DAVID REMAINS A GOLIATH; PLAYER BOYCOTT OF NETS EARNS SCORN
Published November 2, 1998

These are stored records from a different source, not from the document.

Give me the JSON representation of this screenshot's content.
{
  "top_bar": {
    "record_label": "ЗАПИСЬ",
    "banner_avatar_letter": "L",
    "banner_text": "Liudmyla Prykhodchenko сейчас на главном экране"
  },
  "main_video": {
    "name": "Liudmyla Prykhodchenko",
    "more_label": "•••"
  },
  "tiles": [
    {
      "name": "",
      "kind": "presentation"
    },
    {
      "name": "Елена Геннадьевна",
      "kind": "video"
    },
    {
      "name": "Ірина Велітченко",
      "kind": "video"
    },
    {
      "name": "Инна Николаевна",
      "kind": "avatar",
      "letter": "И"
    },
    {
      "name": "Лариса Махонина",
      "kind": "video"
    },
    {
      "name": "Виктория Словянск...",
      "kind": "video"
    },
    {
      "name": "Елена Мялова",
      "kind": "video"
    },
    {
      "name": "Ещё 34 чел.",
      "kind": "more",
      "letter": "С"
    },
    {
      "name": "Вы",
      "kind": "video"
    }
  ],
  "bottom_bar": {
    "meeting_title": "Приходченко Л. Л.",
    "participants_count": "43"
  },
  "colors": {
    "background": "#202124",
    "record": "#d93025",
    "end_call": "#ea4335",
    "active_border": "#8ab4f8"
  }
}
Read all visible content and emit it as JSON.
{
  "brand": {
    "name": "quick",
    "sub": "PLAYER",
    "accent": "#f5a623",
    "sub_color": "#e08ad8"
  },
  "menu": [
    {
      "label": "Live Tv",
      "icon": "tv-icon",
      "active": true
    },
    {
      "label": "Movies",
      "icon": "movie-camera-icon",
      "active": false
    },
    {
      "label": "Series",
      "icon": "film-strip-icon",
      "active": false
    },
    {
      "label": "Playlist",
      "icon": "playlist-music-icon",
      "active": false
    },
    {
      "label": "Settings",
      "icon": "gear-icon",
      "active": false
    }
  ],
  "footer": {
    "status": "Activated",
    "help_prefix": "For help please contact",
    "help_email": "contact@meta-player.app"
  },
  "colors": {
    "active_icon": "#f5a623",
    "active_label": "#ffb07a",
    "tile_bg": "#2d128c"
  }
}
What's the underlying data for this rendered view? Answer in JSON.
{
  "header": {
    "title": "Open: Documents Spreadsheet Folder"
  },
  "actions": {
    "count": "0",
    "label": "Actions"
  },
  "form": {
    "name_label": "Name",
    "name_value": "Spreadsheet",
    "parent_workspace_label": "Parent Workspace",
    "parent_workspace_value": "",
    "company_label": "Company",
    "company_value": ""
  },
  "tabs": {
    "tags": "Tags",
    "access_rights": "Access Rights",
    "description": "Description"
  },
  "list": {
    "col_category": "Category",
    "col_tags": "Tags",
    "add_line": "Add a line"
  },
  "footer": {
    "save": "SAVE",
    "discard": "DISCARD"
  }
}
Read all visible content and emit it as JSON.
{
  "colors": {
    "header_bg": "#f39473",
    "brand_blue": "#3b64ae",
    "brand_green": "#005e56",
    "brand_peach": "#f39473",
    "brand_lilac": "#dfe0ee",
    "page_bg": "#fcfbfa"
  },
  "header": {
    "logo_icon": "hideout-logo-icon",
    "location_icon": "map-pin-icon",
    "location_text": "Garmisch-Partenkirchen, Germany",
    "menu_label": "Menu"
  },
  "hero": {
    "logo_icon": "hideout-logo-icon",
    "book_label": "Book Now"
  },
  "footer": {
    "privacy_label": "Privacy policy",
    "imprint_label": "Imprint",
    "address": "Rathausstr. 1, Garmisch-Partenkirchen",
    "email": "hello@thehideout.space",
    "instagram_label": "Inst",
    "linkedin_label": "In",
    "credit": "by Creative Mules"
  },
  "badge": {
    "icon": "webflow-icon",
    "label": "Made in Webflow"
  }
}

FAME's David Falk plans to take a "more proactive role in ending the lockout," according to Mike Wise of the N.Y. TIMES. Wise: "It remains to be seen whether his presence will be divisive or helpful." Noting Michael Jordan's active role in last Wednesday's talks, Falk said, "I'd like to think Michael spoke up partly because of our conversation the night before." Falk said he told Jordan and NBPA President Patrick Ewing: "If I told you I bought four vacation homes around the world and realized that I could not reasonably afford all of them, and then I decided to raise your fees to 50 percent to pay for them, what would you tell me? You'd tell me, 'If you can't afford them, sell them.'" Falk would "not elaborate" on his threat to create a new league through his partnership with SFX: "I don't want to blow up what we've created in the way of progress, but when billionaire owners show they want to break the will of the players by direct economic power, then the players have a right to break their will, too. There are ways to exercise economic power" (N.Y. TIMES, 10/31). FROM THE LIP: In N.Y., Mike Lupica noted Falk's comments: "There may be worse phonies in sports than David Falk, but it is hard to come up with one today." Calling Falk a "cheap hustler," Lupica concluded, "There aren't many guys who can make you root for a sports owner. Falk can" (N.Y. DAILY NEWS, 11/1). On "The Sports Reporters," Lupica continued and said, "I just wonder how Michael feels about looking like a bobblehead doll for [Falk]?" (ESPN, 11/1). AND WHAT OF JORDAN? In Chicago, Bernie Lincicome calls Jordan "Air Hoffa," as he has become a "crusading union boss." Lincicome: "I can just see Jordan now, out there in those Southeast Asia shoe factories, sleeves rolled up, righting neglected wrongs. ... I am sure that just as soon as Jordan has secured the right of Kevin Garnett to be overpaid beyond reason and budget, he will get around to those Third World exploitees. A man can only do so much, and there are tee times to arrange" (CHICAGO TRIBUNE, 11/2). NBC/TNT BOYCOTT? In N.Y., Phil Mushnick calls the union's threatened boycott of the league's TV partners "kinda sad, given that NBC had spent years pandering to and promoting the players, even going to absurd lengths to protect their ugly sides from view. After the lockout, perhaps NBC should refuse to interview players who insist on appearing while wearing their endorsement logos" (N.Y. POST, 11/2). Also in N.Y., Bob Raissman called the boycott "a very dumb negotiating ploy that no one is taking seriously." Raissman: "The only logical reaction to this proposed interview boycott is to laugh" (N.Y. DAILY NEWS, 11/1). In Charlotte, Rick Bonnell: "You know this lockout thing is nasty when it threatens to break up Michael and Ahmad." Jordan: "I'm not saying that the players shouldn't give interviews. But I'm saying that they should remember what (the networks) did when terms were being negotiated" (CHARLOTTE OBSERVER, 11/1). On "The Sports Reporters," Dick Schaap: "Does this mean Michael Jordan is no longer going to confide in Ahmad Rashad? How are we going to find out Michael's innermost thoughts without Ahmad's probing questions? How will journalism survive?" (ESPN, 11/1). SPONSOR FALLOUT? In Miami, Steve Wyche reported that "there is mounting speculation that high-paying sponsors are leaning on the networks to lean on owners to reach a deal so lost broadcasts are minimized" (MIAMI HERALD, 11/1).